-BY Ian Millhiser
August 19, 2013- North Carolina state Sen. Ellie Kinnaird (D) announced today that she is resigning her seat in the state legislature after 17 years of service. Instead she will work full time to reverse the blizzard of right-wing legislation enacted by Republicans since they took over the state government last January. In a message posted on her website, Kinnaird wrote that a major focus of her post-legislative work will be “a grass-roots project to make sure everyone in the state has a proper voter ID so that no votes are denied, even though” a recently enacted voter suppression law “is aimed at exactly that – repressing the vote.” Kinnaird’s replacement will effectively be chosen by Democratic officials.
-By Reid Wilson
August 19, 2013- After crying foul over Republican efforts to modify election laws in key states, Democrats are launching their own wide-ranging push to change the way Americans vote, kicking off the latest battles in a fight over voting rights that’s as old as the republic itself.
Last week, operatives tied to the Democratic Legislative Campaign Committee launched what they call a 50-state initiative to promote voting reforms that would make it easier to cast a ballot. The effort is being run by American Values First, an outside group organized under Section 501(c)(4) of the Internal Revenue Code and run by Michael Sargeant, the DLCC’s executive director. Democrats will push legislation similar to a Colorado measure signed into law earlier this year that requires all elections to be conducted by mail.

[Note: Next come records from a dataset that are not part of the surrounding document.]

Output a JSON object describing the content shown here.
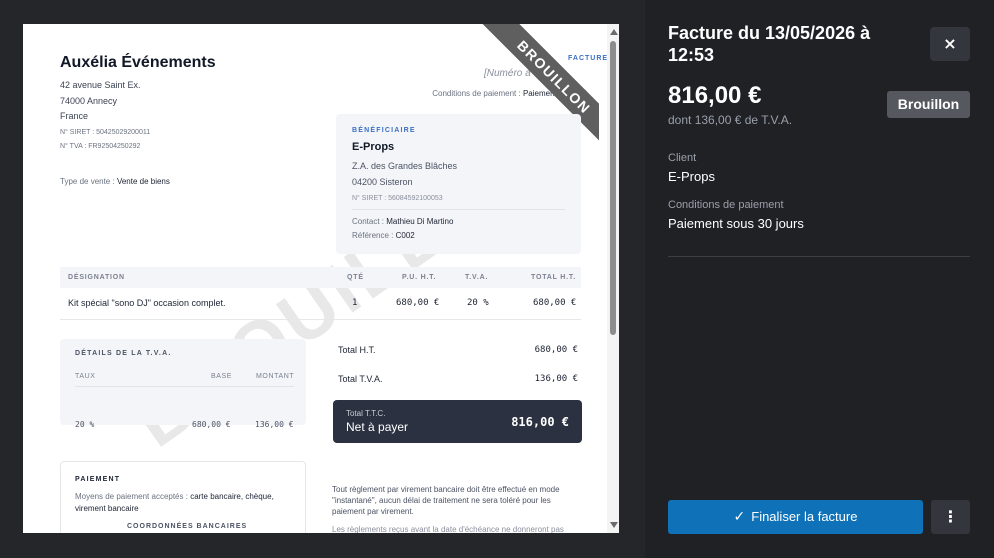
{
  "invoice": {
    "issuer": {
      "name": "Auxélia Événements",
      "address1": "42 avenue Saint Ex.",
      "address2": "74000 Annecy",
      "country": "France",
      "siret": "N° SIRET : 50425029200011",
      "tva": "N° TVA : FR92504250292"
    },
    "sale_type_label": "Type de vente :",
    "sale_type_value": "Vente de biens",
    "number_link": "FACTURE",
    "number_placeholder": "[Numéro à",
    "payment_terms_label": "Conditions de paiement :",
    "payment_terms_value": "Paiement sous 30",
    "watermark": "BROUILLON",
    "ribbon": "BROUILLON",
    "beneficiary": {
      "label": "BÉNÉFICIAIRE",
      "name": "E-Props",
      "address1": "Z.A. des Grandes Blâches",
      "address2": "04200 Sisteron",
      "siret": "N° SIRET : 56084592100053",
      "contact_label": "Contact :",
      "contact_value": "Mathieu Di Martino",
      "reference_label": "Référence :",
      "reference_value": "C002"
    },
    "items": {
      "headers": [
        "DÉSIGNATION",
        "QTÉ",
        "P.U. H.T.",
        "T.V.A.",
        "TOTAL H.T."
      ],
      "rows": [
        {
          "designation": "Kit spécial \"sono DJ\" occasion complet.",
          "qty": "1",
          "unit_price": "680,00 €",
          "vat": "20 %",
          "total": "680,00 €"
        }
      ]
    },
    "vat_details": {
      "title": "DÉTAILS DE LA T.V.A.",
      "headers": [
        "TAUX",
        "BASE",
        "MONTANT"
      ],
      "rows": [
        {
          "rate": "20 %",
          "base": "680,00 €",
          "amount": "136,00 €"
        }
      ]
    },
    "totals": {
      "ht_label": "Total H.T.",
      "ht_value": "680,00 €",
      "tva_label": "Total T.V.A.",
      "tva_value": "136,00 €",
      "ttc_label": "Total T.T.C.",
      "net_label": "Net à payer",
      "ttc_value": "816,00 €"
    },
    "payment": {
      "title": "PAIEMENT",
      "means_label": "Moyens de paiement acceptés :",
      "means_value": "carte bancaire, chèque, virement bancaire",
      "bank_title": "COORDONNÉES BANCAIRES"
    },
    "terms": "Tout règlement par virement bancaire doit être effectué en mode \"instantané\", aucun délai de traitement ne sera toléré pour les paiement par virement.",
    "terms2": "Les règlements reçus avant la date d'échéance ne donneront pas"
  },
  "panel": {
    "title": "Facture du 13/05/2026 à 12:53",
    "close_icon": "×",
    "amount": "816,00 €",
    "vat_note": "dont 136,00 € de T.V.A.",
    "status_badge": "Brouillon",
    "client_label": "Client",
    "client_value": "E-Props",
    "terms_label": "Conditions de paiement",
    "terms_value": "Paiement sous 30 jours",
    "finalize_label": "Finaliser la facture",
    "more_icon": "⋮",
    "colors": {
      "primary": "#0f72b9",
      "panel_bg": "#1f2125",
      "button_bg": "#33363c",
      "badge_bg": "#55585e"
    }
  }
}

Think Progress: 92-Year-Old Who Once Faced Literacy Tests Sues North Carolina Over New Wave Of Voter Suppression
-By Nicole Flatow
August 13, 2013- When Rosanell Eaton was 21 years old and living in segregated North Carolina, she became one of the first African Americans in her county registered to vote, after successfully completing a literacy test that required her to recite the preamble to the Constitution. But now, at 92 years old, she faces new obstacles under the voter suppression law signed by Gov. Pat McCrory (R) Monday. For one thing, she may not qualify for the voter ID card required under the new law, because the name on her birth certificate is different from the name on her driver’s license and voter registration card. Reconciling this difference will be a costly and time-consuming administrative endeavor. For another, she has participated in early voting since it was instituted in the state. Now, it’s been cut back a week.

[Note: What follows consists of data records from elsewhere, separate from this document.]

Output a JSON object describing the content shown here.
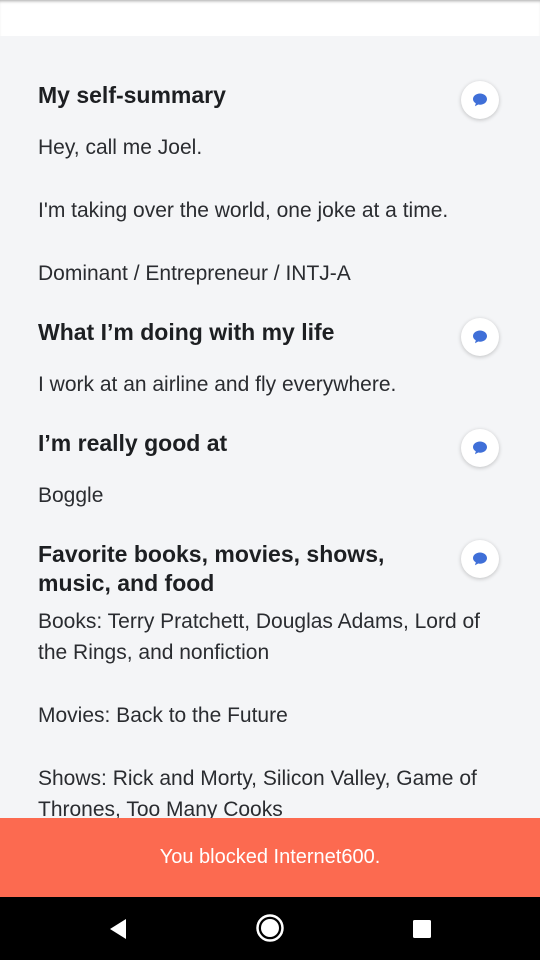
{
  "profile": {
    "sections": [
      {
        "heading": "My self-summary",
        "paragraphs": [
          "Hey, call me Joel.",
          "I'm taking over the world, one joke at a time.",
          "Dominant / Entrepreneur / INTJ-A"
        ]
      },
      {
        "heading": "What I’m doing with my life",
        "paragraphs": [
          "I work at an airline and fly everywhere."
        ]
      },
      {
        "heading": "I’m really good at",
        "paragraphs": [
          "Boggle"
        ]
      },
      {
        "heading": "Favorite books, movies, shows, music, and food",
        "paragraphs": [
          "Books: Terry Pratchett, Douglas Adams, Lord of the Rings, and nonfiction",
          "Movies: Back to the Future",
          "Shows: Rick and Morty, Silicon Valley, Game of Thrones, Too Many Cooks"
        ]
      }
    ],
    "message_icon": "chat-bubble-icon"
  },
  "toast": {
    "text": "You blocked Internet600."
  },
  "navbar": {
    "back_icon": "back-triangle-icon",
    "home_icon": "home-circle-icon",
    "recents_icon": "recents-square-icon"
  },
  "colors": {
    "toast_bg": "#fc6a50",
    "accent_blue": "#3f6fd8",
    "page_bg": "#f4f5f7"
  }
}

Brad Blog: GOP Candidate Sentenced for Felony Fraud After Changing Party Affiliation of 300 Democratic Voters
-By Brad Friedman
August 10, 2013- With these 300 fraudulent votes created by one Republican candidate alone, that's 300 more fraudulent votes than have ever been created by ACORN or anybody who has ever worked for them.
But, of course, you're unlikely to hear that, or even this story itself, from the tenacious Fox "News" "voter fraud special investigative unit" or the GOP clowns who help them disinform American voters.
In the midst of his 2012 GOP primary campaign for a Massachusetts state House seat, Jack Villamaino changed the party affiliation of nearly 300 people in his town of East Longmeadow. Days later, the same number of absentee ballot requests were dropped off at the town clerk’s office, a list that was almost a “name-for-name match” for those whose registration information Villamaino had altered.
-By Robert Sobel
August 9, 2013- A Republican candidate who ran for a Massachusetts state House seat in 2012 has been sentenced to a year in jail after he plead guilty to voter fraud.
During the 2012 election, Jack Villamaino ran in the Republican primary for a state House seat in Massachusetts. Villamaino resigned last year as the scandal broke during the Republican primary and was the East Longmeadow Board of Selectmen chairman. Villamaino plead guilty to felony charges of stealing nearly 300 ballots and changing their party affiliation from Democrat to Republican in an attempt to win the election. Only a few days later, the same number of absentee ballot requests found their way to the town clerk’s office and the list was a “name-for-name match” compared to the list that Villamaino had changed.